-- Assignment --
Search each line below for the word "JSON" and list those that contain it.

Web page and app entries:
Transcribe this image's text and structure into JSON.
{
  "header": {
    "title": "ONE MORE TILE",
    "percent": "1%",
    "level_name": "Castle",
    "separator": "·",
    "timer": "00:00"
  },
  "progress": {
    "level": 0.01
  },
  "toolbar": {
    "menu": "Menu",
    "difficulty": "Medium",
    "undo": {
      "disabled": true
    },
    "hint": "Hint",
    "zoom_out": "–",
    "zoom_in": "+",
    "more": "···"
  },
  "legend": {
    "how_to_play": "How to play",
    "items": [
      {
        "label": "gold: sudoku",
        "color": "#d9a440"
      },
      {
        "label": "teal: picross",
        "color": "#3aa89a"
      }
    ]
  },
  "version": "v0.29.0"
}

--

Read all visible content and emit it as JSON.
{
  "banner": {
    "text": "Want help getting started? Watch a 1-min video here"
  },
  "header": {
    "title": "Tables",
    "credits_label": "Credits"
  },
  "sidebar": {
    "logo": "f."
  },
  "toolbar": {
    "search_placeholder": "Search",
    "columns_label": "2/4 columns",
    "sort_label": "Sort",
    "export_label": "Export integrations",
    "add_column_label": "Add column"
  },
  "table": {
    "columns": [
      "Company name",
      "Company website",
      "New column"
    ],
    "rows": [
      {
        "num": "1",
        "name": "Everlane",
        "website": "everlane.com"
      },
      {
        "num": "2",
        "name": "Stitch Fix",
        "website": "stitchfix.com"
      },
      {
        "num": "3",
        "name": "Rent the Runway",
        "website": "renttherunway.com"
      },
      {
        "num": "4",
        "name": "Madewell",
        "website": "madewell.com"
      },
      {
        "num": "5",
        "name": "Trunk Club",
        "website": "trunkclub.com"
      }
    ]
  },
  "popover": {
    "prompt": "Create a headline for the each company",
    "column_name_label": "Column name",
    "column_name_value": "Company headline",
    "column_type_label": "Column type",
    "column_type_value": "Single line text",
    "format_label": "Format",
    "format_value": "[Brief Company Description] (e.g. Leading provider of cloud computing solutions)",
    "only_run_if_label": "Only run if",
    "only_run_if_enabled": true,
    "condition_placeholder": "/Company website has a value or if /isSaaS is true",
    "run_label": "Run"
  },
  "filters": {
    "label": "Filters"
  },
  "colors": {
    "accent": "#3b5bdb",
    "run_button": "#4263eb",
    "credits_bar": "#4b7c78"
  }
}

-- Result of this task --
Transcribe this image's text and structure into JSON.
Read all visible content and emit it as JSON.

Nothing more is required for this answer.